With the kids gathered in front of me, notebooks in hand, I explain how good readers ask questions when they read because it helps them understand what they're reading. Specifically, I might ask how many of them have questions when they read. I would then tell them that good readers have their own questions and that those questions are really the most important ones. When readers ask questions as they read, it keeps them thinking about the words and ideas in the book. It makes them want to read on. Asking questions helps them when they're confused, too. Then, as I read the book to them, I stop, think out loud, and show them the questions I have.
3. Model Thinking Aloud and Mark the Text with Stick-on Notes.
As I read aloud the first page, I come to this sentence: "The Mary Celeste is about a ship whose crew disappeared when they were on the high seas more than 120 years ago. The crew was never found." I stop, look up, and ask the obvious question: "I wonder what happened to the crew?" Then, I write that question on a stick-on note, show the class the note, and explain that I'm going to write down all of my questions on stick-on notes and place them at the spot in the book where they occurred to me. I point out that I leave the notes sticking out a little, like bookmarks, so that I can find them later.
I read on until I come to a sentence on the second page that says, "Early in the afternoon of December 4th (December 5th in sea time), seaman Johnson ... spotted a smudge on the horizon." My response: "Wait a minute, I don't get this. What do they mean 'December 5th in sea time'?"

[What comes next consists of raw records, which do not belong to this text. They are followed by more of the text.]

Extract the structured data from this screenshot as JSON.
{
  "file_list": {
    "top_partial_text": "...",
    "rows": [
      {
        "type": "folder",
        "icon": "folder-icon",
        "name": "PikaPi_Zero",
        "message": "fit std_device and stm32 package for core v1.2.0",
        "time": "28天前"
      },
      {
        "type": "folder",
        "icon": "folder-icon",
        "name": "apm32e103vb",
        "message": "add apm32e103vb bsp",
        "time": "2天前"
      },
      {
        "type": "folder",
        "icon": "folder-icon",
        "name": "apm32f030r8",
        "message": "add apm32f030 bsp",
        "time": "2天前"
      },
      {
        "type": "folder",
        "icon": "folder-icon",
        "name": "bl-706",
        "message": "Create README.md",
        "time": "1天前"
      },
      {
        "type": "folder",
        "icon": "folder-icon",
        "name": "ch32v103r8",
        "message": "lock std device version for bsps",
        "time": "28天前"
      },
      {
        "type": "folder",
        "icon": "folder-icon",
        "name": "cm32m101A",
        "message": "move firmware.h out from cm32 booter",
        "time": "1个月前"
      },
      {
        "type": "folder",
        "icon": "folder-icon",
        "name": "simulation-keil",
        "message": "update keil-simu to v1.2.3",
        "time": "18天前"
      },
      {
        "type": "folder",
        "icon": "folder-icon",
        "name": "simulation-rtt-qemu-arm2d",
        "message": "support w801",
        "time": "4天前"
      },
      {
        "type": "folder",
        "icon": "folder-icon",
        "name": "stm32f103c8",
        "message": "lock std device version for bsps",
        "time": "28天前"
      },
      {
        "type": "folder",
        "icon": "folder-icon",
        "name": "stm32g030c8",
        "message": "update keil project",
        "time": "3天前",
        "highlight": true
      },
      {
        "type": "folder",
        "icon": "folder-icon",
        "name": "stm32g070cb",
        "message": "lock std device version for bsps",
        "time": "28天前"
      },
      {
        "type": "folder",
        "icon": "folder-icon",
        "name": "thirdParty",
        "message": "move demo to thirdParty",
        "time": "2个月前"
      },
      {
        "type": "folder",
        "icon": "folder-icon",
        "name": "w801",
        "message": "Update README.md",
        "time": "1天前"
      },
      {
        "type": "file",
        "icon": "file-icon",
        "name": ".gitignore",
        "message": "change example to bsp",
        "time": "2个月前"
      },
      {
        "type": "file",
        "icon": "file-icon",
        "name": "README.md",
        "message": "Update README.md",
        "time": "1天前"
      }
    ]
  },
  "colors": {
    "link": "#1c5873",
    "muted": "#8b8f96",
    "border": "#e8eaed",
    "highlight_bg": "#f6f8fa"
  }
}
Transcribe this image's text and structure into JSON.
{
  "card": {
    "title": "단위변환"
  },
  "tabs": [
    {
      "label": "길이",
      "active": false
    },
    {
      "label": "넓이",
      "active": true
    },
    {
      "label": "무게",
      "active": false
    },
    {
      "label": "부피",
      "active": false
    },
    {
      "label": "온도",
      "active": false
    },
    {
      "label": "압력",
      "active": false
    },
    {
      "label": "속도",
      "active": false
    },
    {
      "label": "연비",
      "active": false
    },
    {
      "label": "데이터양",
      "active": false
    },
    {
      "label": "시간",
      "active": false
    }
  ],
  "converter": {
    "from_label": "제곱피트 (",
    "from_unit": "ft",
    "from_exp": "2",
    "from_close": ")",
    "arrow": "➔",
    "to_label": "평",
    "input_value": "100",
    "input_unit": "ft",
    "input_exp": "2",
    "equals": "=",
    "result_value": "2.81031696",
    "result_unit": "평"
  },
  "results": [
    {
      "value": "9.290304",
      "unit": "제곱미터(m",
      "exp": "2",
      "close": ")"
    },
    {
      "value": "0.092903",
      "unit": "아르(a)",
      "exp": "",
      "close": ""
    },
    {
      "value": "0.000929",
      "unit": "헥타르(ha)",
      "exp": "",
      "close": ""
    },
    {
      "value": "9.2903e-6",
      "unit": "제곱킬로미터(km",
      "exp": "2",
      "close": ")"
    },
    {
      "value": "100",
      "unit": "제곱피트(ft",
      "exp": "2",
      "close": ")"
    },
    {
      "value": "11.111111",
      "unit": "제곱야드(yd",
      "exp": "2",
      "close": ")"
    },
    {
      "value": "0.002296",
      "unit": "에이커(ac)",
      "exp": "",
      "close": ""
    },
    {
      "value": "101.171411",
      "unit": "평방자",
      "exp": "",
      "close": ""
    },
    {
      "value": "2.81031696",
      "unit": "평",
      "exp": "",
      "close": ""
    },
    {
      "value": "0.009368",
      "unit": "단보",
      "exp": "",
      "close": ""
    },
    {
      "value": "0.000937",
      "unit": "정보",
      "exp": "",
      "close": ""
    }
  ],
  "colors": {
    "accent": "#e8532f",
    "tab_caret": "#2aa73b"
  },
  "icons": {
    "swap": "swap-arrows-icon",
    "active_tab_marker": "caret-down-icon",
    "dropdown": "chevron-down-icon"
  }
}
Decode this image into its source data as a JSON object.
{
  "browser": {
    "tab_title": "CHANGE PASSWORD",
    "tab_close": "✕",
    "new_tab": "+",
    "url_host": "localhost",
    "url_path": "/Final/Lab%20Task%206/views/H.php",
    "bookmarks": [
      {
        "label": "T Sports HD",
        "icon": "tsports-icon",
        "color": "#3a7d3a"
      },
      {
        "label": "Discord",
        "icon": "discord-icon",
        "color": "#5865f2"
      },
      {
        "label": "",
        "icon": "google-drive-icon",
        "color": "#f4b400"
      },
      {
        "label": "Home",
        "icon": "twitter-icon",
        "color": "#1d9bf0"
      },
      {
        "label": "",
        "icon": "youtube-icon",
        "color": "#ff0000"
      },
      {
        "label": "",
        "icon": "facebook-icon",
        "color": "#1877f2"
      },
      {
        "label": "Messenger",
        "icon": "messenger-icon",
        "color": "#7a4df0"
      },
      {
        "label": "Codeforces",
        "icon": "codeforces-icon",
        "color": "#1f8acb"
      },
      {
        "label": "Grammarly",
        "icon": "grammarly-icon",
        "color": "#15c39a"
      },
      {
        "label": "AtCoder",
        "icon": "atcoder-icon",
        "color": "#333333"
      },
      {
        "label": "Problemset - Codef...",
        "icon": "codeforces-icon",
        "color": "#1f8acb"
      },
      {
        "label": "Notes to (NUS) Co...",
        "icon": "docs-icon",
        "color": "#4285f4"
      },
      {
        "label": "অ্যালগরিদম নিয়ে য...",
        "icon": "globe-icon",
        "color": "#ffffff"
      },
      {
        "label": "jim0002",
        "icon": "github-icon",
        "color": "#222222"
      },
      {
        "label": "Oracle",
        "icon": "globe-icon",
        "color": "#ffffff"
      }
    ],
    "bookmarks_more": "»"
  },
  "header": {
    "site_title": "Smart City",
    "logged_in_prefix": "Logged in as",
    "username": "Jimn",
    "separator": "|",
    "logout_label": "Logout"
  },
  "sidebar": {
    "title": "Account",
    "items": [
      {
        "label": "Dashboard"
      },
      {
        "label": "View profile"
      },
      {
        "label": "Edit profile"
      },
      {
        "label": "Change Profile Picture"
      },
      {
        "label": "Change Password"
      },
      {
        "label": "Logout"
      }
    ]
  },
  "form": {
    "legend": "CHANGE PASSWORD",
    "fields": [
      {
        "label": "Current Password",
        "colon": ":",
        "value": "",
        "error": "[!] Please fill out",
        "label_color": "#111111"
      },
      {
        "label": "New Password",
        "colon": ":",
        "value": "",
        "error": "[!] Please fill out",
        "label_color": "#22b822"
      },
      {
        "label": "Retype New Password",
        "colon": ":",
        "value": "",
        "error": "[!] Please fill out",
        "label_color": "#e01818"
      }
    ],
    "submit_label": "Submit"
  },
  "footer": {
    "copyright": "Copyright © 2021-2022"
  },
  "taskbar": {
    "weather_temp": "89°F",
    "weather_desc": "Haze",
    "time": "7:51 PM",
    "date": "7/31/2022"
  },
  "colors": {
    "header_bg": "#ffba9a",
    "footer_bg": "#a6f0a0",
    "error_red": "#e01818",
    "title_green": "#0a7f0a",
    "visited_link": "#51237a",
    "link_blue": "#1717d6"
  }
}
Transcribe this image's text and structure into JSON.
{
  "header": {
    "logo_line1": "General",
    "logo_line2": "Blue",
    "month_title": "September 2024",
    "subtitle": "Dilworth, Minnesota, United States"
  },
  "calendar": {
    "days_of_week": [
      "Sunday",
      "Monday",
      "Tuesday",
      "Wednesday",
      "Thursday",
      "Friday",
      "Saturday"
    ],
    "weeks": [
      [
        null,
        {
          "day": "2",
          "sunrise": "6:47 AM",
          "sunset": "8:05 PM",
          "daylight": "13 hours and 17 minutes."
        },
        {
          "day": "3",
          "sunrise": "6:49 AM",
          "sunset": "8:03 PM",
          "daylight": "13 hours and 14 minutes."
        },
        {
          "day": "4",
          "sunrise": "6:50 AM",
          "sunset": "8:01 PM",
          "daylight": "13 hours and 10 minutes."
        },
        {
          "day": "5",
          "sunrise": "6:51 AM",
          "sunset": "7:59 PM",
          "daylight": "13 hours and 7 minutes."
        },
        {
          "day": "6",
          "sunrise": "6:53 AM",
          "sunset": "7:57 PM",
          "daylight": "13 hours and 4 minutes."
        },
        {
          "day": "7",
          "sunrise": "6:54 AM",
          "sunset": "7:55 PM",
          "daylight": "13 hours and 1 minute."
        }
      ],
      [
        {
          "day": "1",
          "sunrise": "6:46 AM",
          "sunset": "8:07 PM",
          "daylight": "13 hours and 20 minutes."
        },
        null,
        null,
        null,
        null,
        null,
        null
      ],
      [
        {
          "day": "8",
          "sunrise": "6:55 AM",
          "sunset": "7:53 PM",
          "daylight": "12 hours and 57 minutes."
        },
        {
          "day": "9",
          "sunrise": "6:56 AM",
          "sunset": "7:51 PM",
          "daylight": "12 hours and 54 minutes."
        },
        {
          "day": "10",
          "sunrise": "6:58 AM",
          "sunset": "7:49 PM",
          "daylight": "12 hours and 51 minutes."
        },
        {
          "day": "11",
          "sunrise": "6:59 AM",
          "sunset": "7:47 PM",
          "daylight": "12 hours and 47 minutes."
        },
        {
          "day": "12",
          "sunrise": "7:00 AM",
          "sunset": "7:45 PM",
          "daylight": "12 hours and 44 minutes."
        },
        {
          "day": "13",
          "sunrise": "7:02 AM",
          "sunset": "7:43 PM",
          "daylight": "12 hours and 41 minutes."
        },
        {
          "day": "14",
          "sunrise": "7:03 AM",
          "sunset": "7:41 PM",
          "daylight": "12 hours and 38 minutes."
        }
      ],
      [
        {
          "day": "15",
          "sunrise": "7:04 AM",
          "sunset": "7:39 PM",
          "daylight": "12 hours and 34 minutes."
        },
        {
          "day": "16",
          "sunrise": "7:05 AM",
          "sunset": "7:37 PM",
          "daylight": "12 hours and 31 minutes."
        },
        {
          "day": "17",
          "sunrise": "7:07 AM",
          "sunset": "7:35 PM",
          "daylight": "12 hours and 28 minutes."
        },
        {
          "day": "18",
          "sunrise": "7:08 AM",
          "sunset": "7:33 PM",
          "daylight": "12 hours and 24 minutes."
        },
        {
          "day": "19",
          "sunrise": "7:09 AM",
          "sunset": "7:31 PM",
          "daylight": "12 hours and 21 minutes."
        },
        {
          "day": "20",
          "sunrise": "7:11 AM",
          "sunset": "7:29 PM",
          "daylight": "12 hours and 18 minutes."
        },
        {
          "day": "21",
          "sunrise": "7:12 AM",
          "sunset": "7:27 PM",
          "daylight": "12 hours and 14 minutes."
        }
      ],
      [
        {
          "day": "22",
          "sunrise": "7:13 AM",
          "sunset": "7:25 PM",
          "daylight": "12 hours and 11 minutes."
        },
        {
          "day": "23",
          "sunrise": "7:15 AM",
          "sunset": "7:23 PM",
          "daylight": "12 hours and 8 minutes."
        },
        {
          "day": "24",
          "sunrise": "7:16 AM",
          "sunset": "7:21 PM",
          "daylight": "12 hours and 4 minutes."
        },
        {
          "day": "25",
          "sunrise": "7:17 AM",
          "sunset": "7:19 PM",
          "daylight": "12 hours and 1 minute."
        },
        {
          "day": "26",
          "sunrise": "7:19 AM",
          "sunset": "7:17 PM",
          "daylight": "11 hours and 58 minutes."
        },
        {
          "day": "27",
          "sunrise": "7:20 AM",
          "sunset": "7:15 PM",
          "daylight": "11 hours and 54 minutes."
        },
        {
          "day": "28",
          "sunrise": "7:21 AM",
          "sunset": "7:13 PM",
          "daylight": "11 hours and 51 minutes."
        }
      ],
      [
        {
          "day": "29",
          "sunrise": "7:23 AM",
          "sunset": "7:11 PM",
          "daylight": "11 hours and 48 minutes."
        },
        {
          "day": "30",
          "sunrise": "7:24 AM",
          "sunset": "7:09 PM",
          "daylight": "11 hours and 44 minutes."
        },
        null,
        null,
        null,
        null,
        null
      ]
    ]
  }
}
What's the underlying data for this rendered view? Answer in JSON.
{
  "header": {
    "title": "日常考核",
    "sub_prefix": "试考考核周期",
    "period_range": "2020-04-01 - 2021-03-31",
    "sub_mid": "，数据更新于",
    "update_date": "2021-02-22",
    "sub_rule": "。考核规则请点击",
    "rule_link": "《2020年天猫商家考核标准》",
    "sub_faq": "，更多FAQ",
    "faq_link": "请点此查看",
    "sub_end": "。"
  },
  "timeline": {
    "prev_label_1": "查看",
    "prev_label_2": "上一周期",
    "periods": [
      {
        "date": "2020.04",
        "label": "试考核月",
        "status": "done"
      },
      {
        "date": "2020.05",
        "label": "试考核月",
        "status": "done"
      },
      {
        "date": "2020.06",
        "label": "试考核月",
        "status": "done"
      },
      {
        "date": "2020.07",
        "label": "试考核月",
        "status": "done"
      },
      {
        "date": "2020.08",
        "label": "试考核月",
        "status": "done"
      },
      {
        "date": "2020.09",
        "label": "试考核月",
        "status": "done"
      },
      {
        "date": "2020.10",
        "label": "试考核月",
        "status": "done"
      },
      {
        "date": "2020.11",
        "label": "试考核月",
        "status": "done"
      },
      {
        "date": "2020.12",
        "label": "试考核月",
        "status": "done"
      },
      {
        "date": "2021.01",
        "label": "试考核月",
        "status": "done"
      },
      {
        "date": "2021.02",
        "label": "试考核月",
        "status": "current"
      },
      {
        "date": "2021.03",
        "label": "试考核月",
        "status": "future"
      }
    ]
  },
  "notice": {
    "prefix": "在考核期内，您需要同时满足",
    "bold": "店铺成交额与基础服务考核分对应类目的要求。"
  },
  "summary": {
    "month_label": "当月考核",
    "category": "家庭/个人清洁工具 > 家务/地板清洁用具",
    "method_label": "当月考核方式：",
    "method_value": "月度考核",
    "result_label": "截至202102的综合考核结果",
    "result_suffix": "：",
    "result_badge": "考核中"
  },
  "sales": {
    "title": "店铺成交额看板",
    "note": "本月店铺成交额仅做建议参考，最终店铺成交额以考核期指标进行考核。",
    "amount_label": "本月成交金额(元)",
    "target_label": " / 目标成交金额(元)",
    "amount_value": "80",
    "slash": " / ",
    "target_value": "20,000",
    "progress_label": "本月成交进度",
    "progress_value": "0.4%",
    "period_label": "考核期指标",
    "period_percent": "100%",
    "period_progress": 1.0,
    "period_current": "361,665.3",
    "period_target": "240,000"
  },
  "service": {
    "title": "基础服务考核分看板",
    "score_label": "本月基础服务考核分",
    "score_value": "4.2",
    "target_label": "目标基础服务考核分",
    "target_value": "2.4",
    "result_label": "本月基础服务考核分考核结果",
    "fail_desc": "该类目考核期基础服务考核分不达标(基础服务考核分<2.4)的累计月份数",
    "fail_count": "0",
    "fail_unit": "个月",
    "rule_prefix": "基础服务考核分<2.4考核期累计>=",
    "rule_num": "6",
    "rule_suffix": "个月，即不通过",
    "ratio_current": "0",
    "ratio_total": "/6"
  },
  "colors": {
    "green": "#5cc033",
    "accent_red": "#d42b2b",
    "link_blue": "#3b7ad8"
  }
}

I write, "What is sea time?" on a stick-on note. This question, it turns out, is answered on the next page, where the term is defined. So I tell the kids that sometimes when we read on, our questions are answered. I explain that when that happens, they should mark the stick-on note with an 'A' for 'Answered' and move it to the place in the text where they found that answer. It is also important to explain that some of the most important questions aren't answered, but are best left to discussions during and after reading.
4. Allow Time for Guided Practice.
For about 15 minutes, I continue to think out loud and to mark the text with my questions. Then I invite the students to jot down their own questions in their notebooks and then to share them. One student raises his hand and asks what a chronometer is. Another student explains that it is a very accurate ship's clock. Soon, a lively discussion ensues. I call on the kids to ask questions, infer answers, and share information in an informal discussion of the book. In this way, we co-construct meaning as we read and everyone understands the book more completely thanks to the input. We are unlikely to finish this book in one sitting because I want the students to practice the questioning strategy in their own reading.
After another 10 minutes, I ask them to go back to their places, grab a book or a magazine, notice questions they have as they read, and mark them with stick-on notes. I walk around the room and confer with students about their questions and about how asking them improves understanding.
We work on questioning for several weeks in many ways: marking texts with stick-on notes; sorting them according to importance; bringing our questions to book clubs for discussion; talking about questions unanswered by the author; and recording questions on charts. (See sample chart, left.)
Children's writer Madeline L'Engle says, "Readers sometimes grossly underestimate their own importance." This is particularly true of less experienced readers. As developing readers realize their inner conversation and begin to focus on their own thoughts and questions, reading takes on new importance. When readers interact with the text by thinking about their questions, riting them down, and pondering answers, they comprehend at a much deeper level. Classrooms change when readers begin to believe their thinking matters.
Stephanie Harvey is a literacy consultant and staff developer for the Denver-based Public Education and Business Coalition. She coauthored, with Anne Goudvis, Strategies That Work: Teaching Comprehension to Enhance Understanding (Stenhouse, 2000).